These are small frogs with snout-to-vent lengths (SVL) less than 2 inches. Their slender bodies are proportionately long but they have short hind legs and are weak jumpers. They share with the bullfrog an absence of dorsolateral folds that are common to other species of frogs in the state. The skin is grainy or pebbled and the dorsal surface consists of a gray, green, or brown background which is stained with irregularly shaped longitudinal streaks running the length of the body; this pattern extends down along the sides and onto the legs. Usually, one such streak begins at the tip of the snout, passes through the eye, and parallels the side of the body as it makes its way to the groin. Diagnostic of this species are the digits of the feet which are only slightly webbed and tipped with small suction pads.

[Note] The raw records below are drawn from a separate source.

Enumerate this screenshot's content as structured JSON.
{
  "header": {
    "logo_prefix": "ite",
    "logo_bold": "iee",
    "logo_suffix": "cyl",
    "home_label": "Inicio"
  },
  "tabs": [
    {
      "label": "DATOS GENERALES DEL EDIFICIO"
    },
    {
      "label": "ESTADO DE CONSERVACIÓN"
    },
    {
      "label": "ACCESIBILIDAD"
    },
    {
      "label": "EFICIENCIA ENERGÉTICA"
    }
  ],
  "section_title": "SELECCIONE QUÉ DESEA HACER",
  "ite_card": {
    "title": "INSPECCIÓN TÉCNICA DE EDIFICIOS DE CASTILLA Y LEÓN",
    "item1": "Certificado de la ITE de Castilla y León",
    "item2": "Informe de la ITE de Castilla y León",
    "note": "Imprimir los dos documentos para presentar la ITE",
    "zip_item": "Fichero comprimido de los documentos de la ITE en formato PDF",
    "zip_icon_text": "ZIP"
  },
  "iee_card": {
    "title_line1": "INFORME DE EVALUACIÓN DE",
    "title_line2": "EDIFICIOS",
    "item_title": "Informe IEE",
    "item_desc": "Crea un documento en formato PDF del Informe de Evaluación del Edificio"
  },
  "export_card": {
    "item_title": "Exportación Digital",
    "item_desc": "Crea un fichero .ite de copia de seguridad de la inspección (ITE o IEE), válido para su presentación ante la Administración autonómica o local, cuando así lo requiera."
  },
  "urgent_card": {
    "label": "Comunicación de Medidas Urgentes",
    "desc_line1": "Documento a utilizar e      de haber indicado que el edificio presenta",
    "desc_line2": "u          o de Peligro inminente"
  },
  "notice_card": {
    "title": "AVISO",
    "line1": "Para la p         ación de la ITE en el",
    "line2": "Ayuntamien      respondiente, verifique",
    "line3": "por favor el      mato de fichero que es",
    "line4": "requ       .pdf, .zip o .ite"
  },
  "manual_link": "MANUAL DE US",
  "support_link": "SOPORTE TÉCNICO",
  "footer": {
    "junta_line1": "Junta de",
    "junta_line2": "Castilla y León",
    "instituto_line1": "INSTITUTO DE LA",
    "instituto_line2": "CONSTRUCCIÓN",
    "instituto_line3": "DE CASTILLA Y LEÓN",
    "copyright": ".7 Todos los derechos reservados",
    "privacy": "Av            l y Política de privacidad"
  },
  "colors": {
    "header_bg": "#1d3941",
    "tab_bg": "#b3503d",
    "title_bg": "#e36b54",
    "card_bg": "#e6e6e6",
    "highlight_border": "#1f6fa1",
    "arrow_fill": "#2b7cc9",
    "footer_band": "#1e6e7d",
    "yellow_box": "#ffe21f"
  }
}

The Chorus Frog is the first frog to begin calling in early spring, late March and early April at lower elevations and immediately after snowmelt at higher elevations. Males inflate a single vocal sac and emit a loud rasping call sounding like a thumbnail being drawn across the tines of a plastic comb. The chorus of many males can be vigorous and quite loud, but the entire choir is quickly hushed at the slightest hint of danger. Eggs are deposited in clusters of 20-100 and glued to submerged vegetation. Depending on temperature, hatching takes anywhere from a couple of days to over two weeks. Metamorphosis requires another 6-10 weeks, but it is common for a pond to dry up before metamorphosis is complete. Sexual maturity is reached in 1-2 years.